  • Observations: 27 CCC courses, 15 CCC instructor training sessions, 55 CCC participant classrooms, 2 project meeting with STEM instructors, 1 project meeting with BPS instructors

  • Surveys: 233 CCC exit surveys, 137 returning participant CCC surveys, 23 CCC instructor surveys

  • Interviews: 55 CCC participants, 16 CCC STEM instructors, 15 CCC BSP instructors, 21 BPS school-based administrators, 6 Science Department staff, 20 Leadership Team members

  • Focus groups: 1 STEM faculty instructor, 1 BPS HS instructor, 1 BPS MS instructor, 2 graduate students involved with CCC

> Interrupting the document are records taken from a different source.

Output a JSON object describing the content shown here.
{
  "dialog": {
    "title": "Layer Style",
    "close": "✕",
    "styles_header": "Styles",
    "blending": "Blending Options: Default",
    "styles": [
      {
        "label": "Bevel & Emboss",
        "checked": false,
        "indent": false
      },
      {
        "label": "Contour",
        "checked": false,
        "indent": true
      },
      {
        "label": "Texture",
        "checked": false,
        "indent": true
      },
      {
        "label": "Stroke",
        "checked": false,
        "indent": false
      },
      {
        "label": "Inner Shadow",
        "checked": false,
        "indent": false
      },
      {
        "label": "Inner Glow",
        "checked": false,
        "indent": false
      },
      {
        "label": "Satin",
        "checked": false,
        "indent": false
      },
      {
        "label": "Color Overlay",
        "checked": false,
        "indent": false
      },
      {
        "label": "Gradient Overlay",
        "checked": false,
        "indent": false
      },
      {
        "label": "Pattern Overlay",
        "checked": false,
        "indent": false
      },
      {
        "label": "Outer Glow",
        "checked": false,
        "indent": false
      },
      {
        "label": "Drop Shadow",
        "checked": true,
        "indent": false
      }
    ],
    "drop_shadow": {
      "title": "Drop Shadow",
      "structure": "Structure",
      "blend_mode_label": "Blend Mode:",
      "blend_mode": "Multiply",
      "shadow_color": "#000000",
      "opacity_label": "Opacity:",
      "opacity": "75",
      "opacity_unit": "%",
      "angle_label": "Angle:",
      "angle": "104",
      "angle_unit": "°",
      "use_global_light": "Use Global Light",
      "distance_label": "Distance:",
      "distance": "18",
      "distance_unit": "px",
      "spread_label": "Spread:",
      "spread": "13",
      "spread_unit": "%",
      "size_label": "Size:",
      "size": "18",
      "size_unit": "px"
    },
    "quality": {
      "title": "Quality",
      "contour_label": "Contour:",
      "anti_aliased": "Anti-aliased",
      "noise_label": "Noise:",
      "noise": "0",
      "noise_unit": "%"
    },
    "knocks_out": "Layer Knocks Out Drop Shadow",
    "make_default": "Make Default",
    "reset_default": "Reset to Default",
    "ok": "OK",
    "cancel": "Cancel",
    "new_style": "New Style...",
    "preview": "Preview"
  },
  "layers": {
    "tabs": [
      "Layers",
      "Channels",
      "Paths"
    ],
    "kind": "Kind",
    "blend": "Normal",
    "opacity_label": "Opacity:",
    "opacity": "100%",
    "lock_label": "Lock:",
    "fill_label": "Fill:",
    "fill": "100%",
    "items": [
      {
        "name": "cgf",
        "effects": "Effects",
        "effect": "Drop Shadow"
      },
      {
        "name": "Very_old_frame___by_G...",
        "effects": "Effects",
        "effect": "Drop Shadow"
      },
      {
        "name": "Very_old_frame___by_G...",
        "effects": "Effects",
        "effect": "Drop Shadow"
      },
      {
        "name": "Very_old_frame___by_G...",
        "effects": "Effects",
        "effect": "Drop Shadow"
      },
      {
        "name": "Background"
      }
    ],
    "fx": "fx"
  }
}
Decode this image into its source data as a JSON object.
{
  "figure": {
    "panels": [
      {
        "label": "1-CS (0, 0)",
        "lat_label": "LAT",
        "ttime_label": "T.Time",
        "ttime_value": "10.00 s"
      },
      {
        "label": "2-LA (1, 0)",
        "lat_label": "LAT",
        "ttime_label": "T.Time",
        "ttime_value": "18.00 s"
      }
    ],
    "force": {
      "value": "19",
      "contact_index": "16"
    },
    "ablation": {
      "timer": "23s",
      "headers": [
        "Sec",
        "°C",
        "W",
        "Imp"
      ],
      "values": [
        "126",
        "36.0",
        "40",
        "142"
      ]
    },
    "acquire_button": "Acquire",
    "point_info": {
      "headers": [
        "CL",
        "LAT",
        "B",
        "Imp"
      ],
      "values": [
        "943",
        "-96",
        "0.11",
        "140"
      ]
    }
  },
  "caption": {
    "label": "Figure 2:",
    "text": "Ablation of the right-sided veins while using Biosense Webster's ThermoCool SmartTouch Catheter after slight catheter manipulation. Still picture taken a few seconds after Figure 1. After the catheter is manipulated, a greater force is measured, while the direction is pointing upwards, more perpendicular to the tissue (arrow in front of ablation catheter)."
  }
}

Claim 4 (Impact on student achievement): End-of-course district-wide assessments were used to measure differences in student achievement between three treatment groups: students whose teachers have been CCC co-instructors, students whose teachers participated in CCCs, and students whose teachers had no involvement with the courses. These assessments are developed by the BPS Science Department and are administered to students at the completion of each term in science courses. Results of these exams were compared between groups to determine if students whose teachers had participated in CCCs scored higher than those whose teachers were not involved. Similar baseline scores from the year prior to the first CCCs were also compared. Additionally, student scores from the state mandated Massachusetts Comprehensive Assessment System (MCAS) science test were used to compare these same groups. (This test will become a graduation requirement in 2010.)

Claims 5 and 6 (Content knowledge gains for participants, and retention): The project developed content-based pre- and post-tests for the courses in order to examine changes in teachers' content knowledge, retention of information, and the success of differentiating instruction within the CCCs themselves. After the tests were used in Years 2 and 3, reliability and validity were measured for six of the tests and they were found to be of high quality. Teachers were also tested 6-9 months after completing the courses. Along with these delayed post-tests, teachers were given a list of state standards for teaching in the subject of the course, and asked to check off which topics they had taught in the classroom since taking the summer course. Results of tests from teachers who indicated that they had taught the related material, and those who had not, were also compared to assess the amount of knowledge retained over a longer period of time.